> **Work to be completed**
Give the records again exactly, but drop the pictures.

[Information shown — start]

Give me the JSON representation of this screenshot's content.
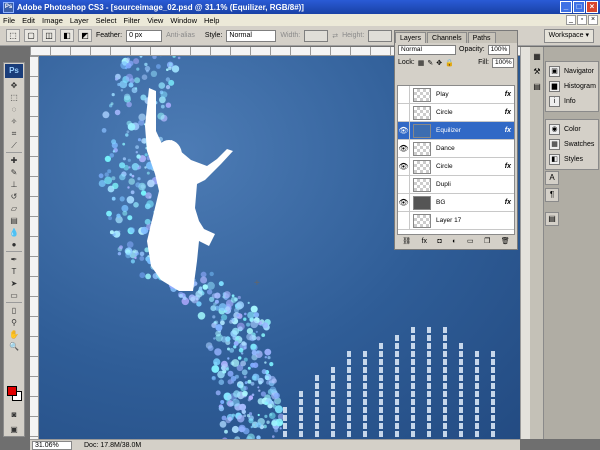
{
  "window": {
    "title": "Adobe Photoshop CS3 - [sourceimage_02.psd @ 31.1% (Equilizer, RGB/8#)]",
    "app_icon": "Ps"
  },
  "menu": [
    "File",
    "Edit",
    "Image",
    "Layer",
    "Select",
    "Filter",
    "View",
    "Window",
    "Help"
  ],
  "options": {
    "feather_label": "Feather:",
    "feather_value": "0 px",
    "antialias_label": "Anti-alias",
    "style_label": "Style:",
    "style_value": "Normal",
    "width_label": "Width:",
    "height_label": "Height:",
    "workspace_label": "Workspace ▾"
  },
  "toolbox": {
    "logo": "Ps"
  },
  "layers_panel": {
    "tabs": [
      "Layers",
      "Channels",
      "Paths"
    ],
    "blend_mode": "Normal",
    "opacity_label": "Opacity:",
    "opacity_value": "100%",
    "lock_label": "Lock:",
    "fill_label": "Fill:",
    "fill_value": "100%",
    "layers": [
      {
        "name": "Play",
        "fx": "fx",
        "visible": false,
        "selected": false
      },
      {
        "name": "Circle",
        "fx": "fx",
        "visible": false,
        "selected": false
      },
      {
        "name": "Equilizer",
        "fx": "fx",
        "visible": true,
        "selected": true
      },
      {
        "name": "Dance",
        "fx": "",
        "visible": true,
        "selected": false
      },
      {
        "name": "Circle",
        "fx": "fx",
        "visible": true,
        "selected": false
      },
      {
        "name": "Dupli",
        "fx": "",
        "visible": false,
        "selected": false
      },
      {
        "name": "BG",
        "fx": "fx",
        "visible": true,
        "selected": false
      },
      {
        "name": "Layer 17",
        "fx": "",
        "visible": false,
        "selected": false
      }
    ]
  },
  "dock": {
    "group1": [
      "Navigator",
      "Histogram",
      "Info"
    ],
    "group2": [
      "Color",
      "Swatches",
      "Styles"
    ]
  },
  "status": {
    "zoom": "31.06%",
    "doc": "Doc: 17.8M/38.0M"
  },
  "colors": {
    "foreground": "#e00000",
    "background": "#ffffff",
    "selection": "#3169c6"
  },
  "equalizer_levels": [
    0.28,
    0.4,
    0.52,
    0.62,
    0.7,
    0.76,
    0.82,
    0.88,
    0.94,
    0.94,
    0.9,
    0.82,
    0.76,
    0.7
  ]
}
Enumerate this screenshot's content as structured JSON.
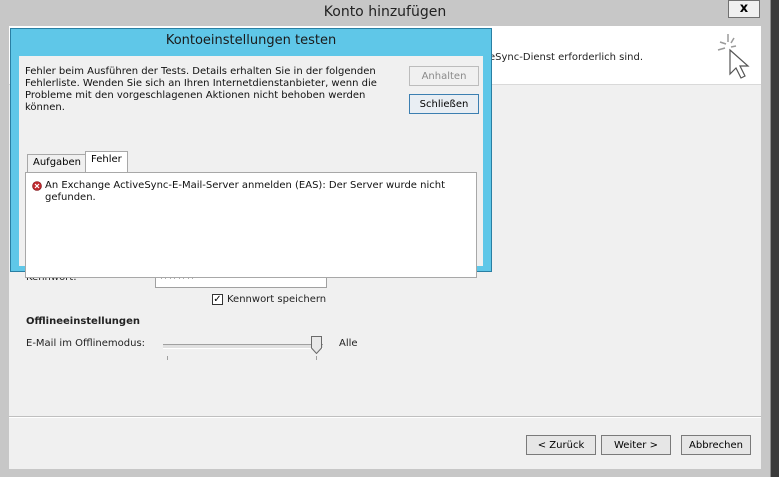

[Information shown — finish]

> **Response for this exercise**
Give me the JSON representation of this screenshot's content.
{
  "window": {
    "title": "Adobe Photoshop CS3 - [sourceimage_02.psd @ 31.1% (Equilizer, RGB/8#)]",
    "app_icon": "Ps"
  },
  "menu": [
    "File",
    "Edit",
    "Image",
    "Layer",
    "Select",
    "Filter",
    "View",
    "Window",
    "Help"
  ],
  "options": {
    "feather_label": "Feather:",
    "feather_value": "0 px",
    "antialias_label": "Anti-alias",
    "style_label": "Style:",
    "style_value": "Normal",
    "width_label": "Width:",
    "height_label": "Height:",
    "workspace_label": "Workspace ▾"
  },
  "toolbox": {
    "logo": "Ps"
  },
  "layers_panel": {
    "tabs": [
      "Layers",
      "Channels",
      "Paths"
    ],
    "blend_mode": "Normal",
    "opacity_label": "Opacity:",
    "opacity_value": "100%",
    "lock_label": "Lock:",
    "fill_label": "Fill:",
    "fill_value": "100%",
    "layers": [
      {
        "name": "Play",
        "fx": "fx",
        "visible": false,
        "selected": false
      },
      {
        "name": "Circle",
        "fx": "fx",
        "visible": false,
        "selected": false
      },
      {
        "name": "Equilizer",
        "fx": "fx",
        "visible": true,
        "selected": true
      },
      {
        "name": "Dance",
        "fx": "",
        "visible": true,
        "selected": false
      },
      {
        "name": "Circle",
        "fx": "fx",
        "visible": true,
        "selected": false
      },
      {
        "name": "Dupli",
        "fx": "",
        "visible": false,
        "selected": false
      },
      {
        "name": "BG",
        "fx": "fx",
        "visible": true,
        "selected": false
      },
      {
        "name": "Layer 17",
        "fx": "",
        "visible": false,
        "selected": false
      }
    ]
  },
  "dock": {
    "group1": [
      "Navigator",
      "Histogram",
      "Info"
    ],
    "group2": [
      "Color",
      "Swatches",
      "Styles"
    ]
  },
  "status": {
    "zoom": "31.06%",
    "doc": "Doc: 17.8M/38.0M"
  },
  "colors": {
    "foreground": "#e00000",
    "background": "#ffffff",
    "selection": "#3169c6"
  },
  "equalizer_levels": [
    0.28,
    0.4,
    0.52,
    0.62,
    0.7,
    0.76,
    0.82,
    0.88,
    0.94,
    0.94,
    0.9,
    0.82,
    0.76,
    0.7
  ]
}
Enumerate this screenshot's content as structured JSON.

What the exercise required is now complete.